In my previous post on how to shoot a rifle , I explain at a very high level the factors which affect accurate marksmanship. The most abstract of those factors carry over to the employment of the handgun, but we do not expect the same sort of performance.
With the handgun, we achieve less stability under realistic scenarios, and this results in poorer accuracy. Gone are considerations of cheek weld and the stability provided by multiple points of contact. Our inconsistencies are multiplied, our sight radius is shortened, and our generally heavier bullets move at a generally slower velocity. This makes our job more difficult. In return, however, we gain convenience in carry and deployment, and generally engage targets at a shorter distance.
Because of the nature of the reddit medium, I will not cover here considerations of draw, magazine changes, split times, or other important factors beyond general, fundamental accuracy. I am certain that tips and tricks may be found below in the comments and may cover such things in a later post.

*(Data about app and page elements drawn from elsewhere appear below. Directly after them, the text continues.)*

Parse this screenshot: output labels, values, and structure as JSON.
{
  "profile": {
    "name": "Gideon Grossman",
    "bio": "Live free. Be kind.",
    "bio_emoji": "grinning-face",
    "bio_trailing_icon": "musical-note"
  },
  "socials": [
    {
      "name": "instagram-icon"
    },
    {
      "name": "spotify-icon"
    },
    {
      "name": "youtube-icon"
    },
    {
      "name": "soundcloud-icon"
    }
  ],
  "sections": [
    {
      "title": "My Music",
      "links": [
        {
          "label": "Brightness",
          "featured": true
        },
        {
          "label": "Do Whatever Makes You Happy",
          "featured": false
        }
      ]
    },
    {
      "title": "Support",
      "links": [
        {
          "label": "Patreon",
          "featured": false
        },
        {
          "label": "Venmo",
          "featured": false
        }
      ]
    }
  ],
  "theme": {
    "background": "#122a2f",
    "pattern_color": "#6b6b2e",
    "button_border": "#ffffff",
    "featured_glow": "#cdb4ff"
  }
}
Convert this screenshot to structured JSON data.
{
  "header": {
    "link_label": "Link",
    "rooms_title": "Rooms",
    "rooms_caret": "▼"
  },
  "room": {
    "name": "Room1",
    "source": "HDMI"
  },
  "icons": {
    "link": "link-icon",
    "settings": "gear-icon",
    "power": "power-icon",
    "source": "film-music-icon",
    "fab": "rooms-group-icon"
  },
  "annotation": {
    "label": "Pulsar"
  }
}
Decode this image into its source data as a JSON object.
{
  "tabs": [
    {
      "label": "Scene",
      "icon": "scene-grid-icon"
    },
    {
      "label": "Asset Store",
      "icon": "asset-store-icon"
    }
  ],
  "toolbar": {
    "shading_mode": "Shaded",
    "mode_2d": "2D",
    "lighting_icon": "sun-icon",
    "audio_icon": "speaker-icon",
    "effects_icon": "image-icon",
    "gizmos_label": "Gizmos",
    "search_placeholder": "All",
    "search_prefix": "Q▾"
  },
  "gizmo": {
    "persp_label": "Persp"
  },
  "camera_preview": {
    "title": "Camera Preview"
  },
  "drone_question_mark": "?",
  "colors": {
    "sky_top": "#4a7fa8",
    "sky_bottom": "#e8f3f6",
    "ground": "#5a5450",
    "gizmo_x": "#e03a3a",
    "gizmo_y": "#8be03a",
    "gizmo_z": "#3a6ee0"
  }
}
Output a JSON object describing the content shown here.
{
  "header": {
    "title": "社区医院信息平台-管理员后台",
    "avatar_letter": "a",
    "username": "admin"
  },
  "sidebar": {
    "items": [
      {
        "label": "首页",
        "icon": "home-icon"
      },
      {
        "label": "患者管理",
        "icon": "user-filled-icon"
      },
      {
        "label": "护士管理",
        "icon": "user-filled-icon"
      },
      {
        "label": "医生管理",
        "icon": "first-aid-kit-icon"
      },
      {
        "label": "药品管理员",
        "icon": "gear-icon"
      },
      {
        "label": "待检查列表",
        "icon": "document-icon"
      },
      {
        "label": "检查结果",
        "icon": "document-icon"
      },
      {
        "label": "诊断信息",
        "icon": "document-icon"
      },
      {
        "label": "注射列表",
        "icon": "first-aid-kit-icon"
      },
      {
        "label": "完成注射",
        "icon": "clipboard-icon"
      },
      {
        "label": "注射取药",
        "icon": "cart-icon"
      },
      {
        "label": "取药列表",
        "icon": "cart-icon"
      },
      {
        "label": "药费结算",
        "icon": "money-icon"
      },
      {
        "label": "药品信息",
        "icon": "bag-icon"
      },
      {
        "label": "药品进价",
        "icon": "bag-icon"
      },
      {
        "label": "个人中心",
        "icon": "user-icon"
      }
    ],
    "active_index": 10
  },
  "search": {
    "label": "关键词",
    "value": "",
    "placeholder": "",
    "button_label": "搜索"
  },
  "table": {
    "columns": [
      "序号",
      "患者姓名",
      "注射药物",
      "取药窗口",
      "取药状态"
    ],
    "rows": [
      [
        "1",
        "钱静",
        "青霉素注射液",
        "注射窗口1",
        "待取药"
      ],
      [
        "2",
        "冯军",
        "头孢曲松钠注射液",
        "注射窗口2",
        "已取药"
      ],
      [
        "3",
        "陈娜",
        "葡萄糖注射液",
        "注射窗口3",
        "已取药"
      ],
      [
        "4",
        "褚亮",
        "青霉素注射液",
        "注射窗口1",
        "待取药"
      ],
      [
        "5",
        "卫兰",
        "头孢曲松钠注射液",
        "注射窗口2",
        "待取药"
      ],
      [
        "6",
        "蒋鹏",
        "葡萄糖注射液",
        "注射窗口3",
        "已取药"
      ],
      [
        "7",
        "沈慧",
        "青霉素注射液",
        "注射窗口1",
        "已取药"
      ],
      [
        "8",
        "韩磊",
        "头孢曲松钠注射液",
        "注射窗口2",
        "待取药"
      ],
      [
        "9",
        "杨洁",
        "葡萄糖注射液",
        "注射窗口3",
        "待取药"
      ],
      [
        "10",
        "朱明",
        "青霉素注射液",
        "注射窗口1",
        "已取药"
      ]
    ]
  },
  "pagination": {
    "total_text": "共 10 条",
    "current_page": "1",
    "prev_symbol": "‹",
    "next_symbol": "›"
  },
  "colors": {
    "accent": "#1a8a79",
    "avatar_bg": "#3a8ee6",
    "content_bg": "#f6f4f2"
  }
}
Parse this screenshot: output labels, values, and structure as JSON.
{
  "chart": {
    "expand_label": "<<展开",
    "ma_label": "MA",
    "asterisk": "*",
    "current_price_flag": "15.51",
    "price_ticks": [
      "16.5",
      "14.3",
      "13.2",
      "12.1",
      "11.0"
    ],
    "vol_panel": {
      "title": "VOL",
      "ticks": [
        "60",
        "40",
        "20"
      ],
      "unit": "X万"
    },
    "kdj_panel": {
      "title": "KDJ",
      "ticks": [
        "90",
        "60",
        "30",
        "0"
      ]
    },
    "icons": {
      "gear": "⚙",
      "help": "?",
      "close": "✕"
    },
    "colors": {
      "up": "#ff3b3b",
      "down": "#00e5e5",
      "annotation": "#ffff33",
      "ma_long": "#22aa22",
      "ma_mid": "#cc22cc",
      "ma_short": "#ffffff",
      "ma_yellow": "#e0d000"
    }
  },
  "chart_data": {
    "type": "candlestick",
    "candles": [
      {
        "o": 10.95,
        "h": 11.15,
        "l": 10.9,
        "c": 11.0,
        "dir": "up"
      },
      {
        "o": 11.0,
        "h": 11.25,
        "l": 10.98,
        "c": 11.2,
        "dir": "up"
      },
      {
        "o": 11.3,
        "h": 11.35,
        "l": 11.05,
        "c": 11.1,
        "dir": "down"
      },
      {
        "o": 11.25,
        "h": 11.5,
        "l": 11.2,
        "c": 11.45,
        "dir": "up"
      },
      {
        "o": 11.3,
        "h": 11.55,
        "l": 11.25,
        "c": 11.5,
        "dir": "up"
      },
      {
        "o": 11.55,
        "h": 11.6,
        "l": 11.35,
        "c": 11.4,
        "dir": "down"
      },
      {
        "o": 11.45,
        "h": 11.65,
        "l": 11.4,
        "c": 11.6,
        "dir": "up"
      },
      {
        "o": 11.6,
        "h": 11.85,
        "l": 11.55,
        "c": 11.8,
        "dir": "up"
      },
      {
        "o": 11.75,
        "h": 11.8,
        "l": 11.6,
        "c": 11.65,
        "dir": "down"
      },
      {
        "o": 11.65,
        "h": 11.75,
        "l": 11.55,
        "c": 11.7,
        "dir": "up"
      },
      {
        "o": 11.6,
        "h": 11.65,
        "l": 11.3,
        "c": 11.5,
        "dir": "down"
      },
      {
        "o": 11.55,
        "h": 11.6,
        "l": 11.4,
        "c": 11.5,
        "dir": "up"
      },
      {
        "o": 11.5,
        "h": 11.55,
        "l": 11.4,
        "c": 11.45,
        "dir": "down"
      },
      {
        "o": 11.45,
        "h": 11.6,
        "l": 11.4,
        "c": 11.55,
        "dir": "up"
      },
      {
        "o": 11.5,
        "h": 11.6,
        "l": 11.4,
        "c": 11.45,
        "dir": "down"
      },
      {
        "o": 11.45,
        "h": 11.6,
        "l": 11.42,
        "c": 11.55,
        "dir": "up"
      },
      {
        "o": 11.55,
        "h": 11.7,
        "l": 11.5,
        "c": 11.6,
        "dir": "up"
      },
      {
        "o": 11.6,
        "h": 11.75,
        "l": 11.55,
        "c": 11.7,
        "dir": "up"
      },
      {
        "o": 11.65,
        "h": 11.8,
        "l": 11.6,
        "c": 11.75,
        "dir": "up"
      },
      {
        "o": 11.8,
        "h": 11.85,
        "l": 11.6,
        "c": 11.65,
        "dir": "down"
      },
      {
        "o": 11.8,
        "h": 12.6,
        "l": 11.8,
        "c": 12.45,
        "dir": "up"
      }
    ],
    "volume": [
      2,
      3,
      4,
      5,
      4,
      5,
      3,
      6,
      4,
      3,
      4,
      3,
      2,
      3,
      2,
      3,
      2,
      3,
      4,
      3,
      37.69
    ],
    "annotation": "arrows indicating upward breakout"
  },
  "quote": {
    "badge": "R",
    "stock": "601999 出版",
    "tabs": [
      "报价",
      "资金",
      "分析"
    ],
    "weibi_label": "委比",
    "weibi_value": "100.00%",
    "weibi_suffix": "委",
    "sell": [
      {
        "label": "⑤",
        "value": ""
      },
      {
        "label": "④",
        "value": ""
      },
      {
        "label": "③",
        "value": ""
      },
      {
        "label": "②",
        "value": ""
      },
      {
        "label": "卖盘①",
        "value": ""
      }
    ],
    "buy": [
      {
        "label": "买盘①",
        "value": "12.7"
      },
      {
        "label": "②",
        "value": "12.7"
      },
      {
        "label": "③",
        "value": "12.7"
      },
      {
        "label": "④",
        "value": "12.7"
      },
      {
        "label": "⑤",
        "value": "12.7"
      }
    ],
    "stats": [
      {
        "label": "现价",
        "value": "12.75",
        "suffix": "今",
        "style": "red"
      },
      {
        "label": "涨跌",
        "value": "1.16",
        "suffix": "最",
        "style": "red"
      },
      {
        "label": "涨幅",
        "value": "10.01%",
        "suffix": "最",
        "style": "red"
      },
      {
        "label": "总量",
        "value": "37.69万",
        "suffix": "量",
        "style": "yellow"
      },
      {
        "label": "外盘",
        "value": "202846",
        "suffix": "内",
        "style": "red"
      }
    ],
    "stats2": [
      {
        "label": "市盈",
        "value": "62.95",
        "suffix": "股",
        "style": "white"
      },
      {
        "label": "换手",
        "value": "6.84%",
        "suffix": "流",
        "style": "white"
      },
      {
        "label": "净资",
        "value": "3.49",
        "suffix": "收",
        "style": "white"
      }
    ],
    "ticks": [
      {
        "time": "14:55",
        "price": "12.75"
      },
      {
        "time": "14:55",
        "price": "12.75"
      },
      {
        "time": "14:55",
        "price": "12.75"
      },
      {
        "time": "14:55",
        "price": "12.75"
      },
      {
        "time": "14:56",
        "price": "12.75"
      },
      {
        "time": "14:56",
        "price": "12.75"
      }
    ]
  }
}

Consideration 1: Trigger control
Trigger control is our primary consideration because it offers the greatest benefit per unit of understanding and practice. Grip and stance will necessarily differ based on the conditions under which we draw. We may be unable to get both hands to the pistol. We may be unable to present the pistol at arm’s length or to acquire our sights. We must be good with the trigger. It applies in all cases.
To begin with, we will actuate (or roll or press but never pull) the trigger with the pad of our index finger, as far toward the fingertip as is practical. With time and practice, you may discover that you drive your trigger finger further through the trigger guard, toward the crease of the knuckle. Some trainers advocate beginning this way. I find that the better leverage, sensitivity and mechanical advantage provided by the fingertip makes learning faster.
Take your pistol in hand now, keeping the muzzle in a safe direction. Drop the magazine and rack the slide to eject the chambered round. Check clear with your pinkie . Drop the slide again. Keep the muzzle in a safe direction. Squeeze the trigger slowly and gradually, noting the point at which the firing pin or striker drops (where the shot would break). Holding the trigger back, rack the slide again. Gradually release the pressure on the trigger until you feel the disconnector reset, and squeeze the trigger again. Repeat this task, exaggerating the slowness with which you manipulate the trigger, and keeping the muzzle in a safe direction. That’s the trigger control you want to see on the range. Bouncing back up off the trigger or jerking it back quickly will push and pull the pistol this way and that and severely limit your ability to get good hits.
(Performing this exercise in live fire is faster and more convenient, as the recoil will serve to reset the trigger for you, among other things.)
Consideration 2: Stance
Canonical 2-handed stances are not universal in the real world. They do, however, serve to isolate the other considerations of marksmanship and therefore make for the most valuable practice. Therefore, most of your dry and live-fire practice time should employ a canonical stance.
In the past when I’ve spoken of canonical handgun stances, I’ve recommended trying Chapman and Weaver as well as Modern Isosceles. I no longer believe that Chapman and Weaver have any practical advantages for shooters outside of Hollywood. You will practice Modern Isosceles, and it will serve you well.
In the Modern Isosceles stance, our torso is square to the target, our arms both project straight out as the long sides of an isosceles triangle, and we keep one foot forward of the other, feet shoulder-width apart. Our shoulders roll forward and up to bring the front sight into alignment with our dominant eye. This is a close analog to a karate fighter or boxer’s normal stance, although we will stand flat-footed.
Consideration 3: Grip
“Hold with 60% of the strength in your right hand, and 40% of the strength in your left hand.” “SQUEEZE THE HELL OUT OF IT IN A CRUSH GRIP JUST LIKE YOU WOULD WITH ADRENALINE” “Put your index finger on the front of the trigger guard!”
These are all silly. I find that the 60/40 thing ends up happening, but it’s not a conscious decision on my part. I have not noticed the crush grip under the stress of competition, but perhaps the stress of mortal peril is different.
Place the web of the hand, between the thumb and index finger, high into the curve of the backstrap. Modern pistols have a nice little curvy place for it to live. The fingers of the strong hand curl around the pistol grip, and the index finger rests (indexes) forward along the frame or slide until we are ready to shoot. The middle finger of the weak hand curls around the fingers of the strong hand just at the base of the trigger guard, and the index finger of the weak hand curls around the bottom of the trigger guard.
The thumbs of both hands point forward. During dry fire practice and slow live fire practice, you might point them away from the pistol in exaggerated fashion in order to keep them clear of the slide release and safety. The thumbs do not contribute to retention or accuracy in any case.
I apologize for the lack of photographs in this post and hope to update it next week. If you believe that I have erred on any point, you may well be correct, and I would appreciate hearing it in the comments.